§ PROBLEM TO WORK ON
Please return every line from the entries that has the string "send" in it.

(Source records)
============
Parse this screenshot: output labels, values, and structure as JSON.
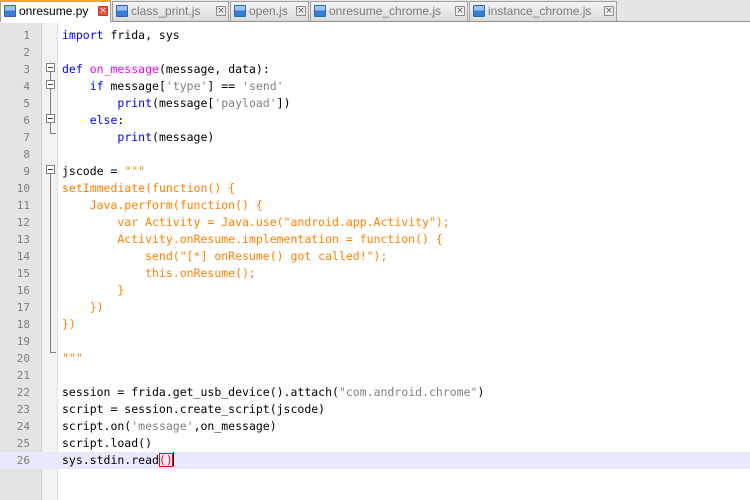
{
  "tabs": [
    {
      "label": "onresume.py",
      "active": true
    },
    {
      "label": "class_print.js",
      "active": false
    },
    {
      "label": "open.js",
      "active": false
    },
    {
      "label": "onresume_chrome.js",
      "active": false
    },
    {
      "label": "instance_chrome.js",
      "active": false
    }
  ],
  "editor": {
    "lines": [
      {
        "n": "1"
      },
      {
        "n": "2"
      },
      {
        "n": "3"
      },
      {
        "n": "4"
      },
      {
        "n": "5"
      },
      {
        "n": "6"
      },
      {
        "n": "7"
      },
      {
        "n": "8"
      },
      {
        "n": "9"
      },
      {
        "n": "10"
      },
      {
        "n": "11"
      },
      {
        "n": "12"
      },
      {
        "n": "13"
      },
      {
        "n": "14"
      },
      {
        "n": "15"
      },
      {
        "n": "16"
      },
      {
        "n": "17"
      },
      {
        "n": "18"
      },
      {
        "n": "19"
      },
      {
        "n": "20"
      },
      {
        "n": "21"
      },
      {
        "n": "22"
      },
      {
        "n": "23"
      },
      {
        "n": "24"
      },
      {
        "n": "25"
      },
      {
        "n": "26"
      }
    ],
    "code": {
      "l1": {
        "kw": "import",
        "rest": " frida, sys"
      },
      "l3": {
        "kw": "def",
        "sp": " ",
        "fn": "on_message",
        "rest": "(message, data):"
      },
      "l4": {
        "indent": "    ",
        "kw": "if",
        "a": " message[",
        "s1": "'type'",
        "b": "] == ",
        "s2": "'send'"
      },
      "l5": {
        "indent": "        ",
        "kw": "print",
        "a": "(message[",
        "s1": "'payload'",
        "b": "])"
      },
      "l6": {
        "indent": "    ",
        "kw": "else",
        "a": ":"
      },
      "l7": {
        "indent": "        ",
        "kw": "print",
        "a": "(message)"
      },
      "l9": {
        "a": "jscode = ",
        "s": "\"\"\""
      },
      "l10": "setImmediate(function() {",
      "l11": "    Java.perform(function() {",
      "l12": "        var Activity = Java.use(\"android.app.Activity\");",
      "l13": "        Activity.onResume.implementation = function() {",
      "l14": "            send(\"[*] onResume() got called!\");",
      "l15": "            this.onResume();",
      "l16": "        }",
      "l17": "    })",
      "l18": "})",
      "l20": "\"\"\"",
      "l22": {
        "a": "session = frida.get_usb_device().attach(",
        "s": "\"com.android.chrome\"",
        "b": ")"
      },
      "l23": "script = session.create_script(jscode)",
      "l24": {
        "a": "script.on(",
        "s": "'message'",
        "b": ",on_message)"
      },
      "l25": "script.load()",
      "l26": {
        "a": "sys.stdin.read",
        "b": "()"
      }
    }
  }
}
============
§ OUTPUT FOR THIS EXERCISE
        "s2": "'send'"
      "l14": "            send(\"[*] onResume() got called!\");",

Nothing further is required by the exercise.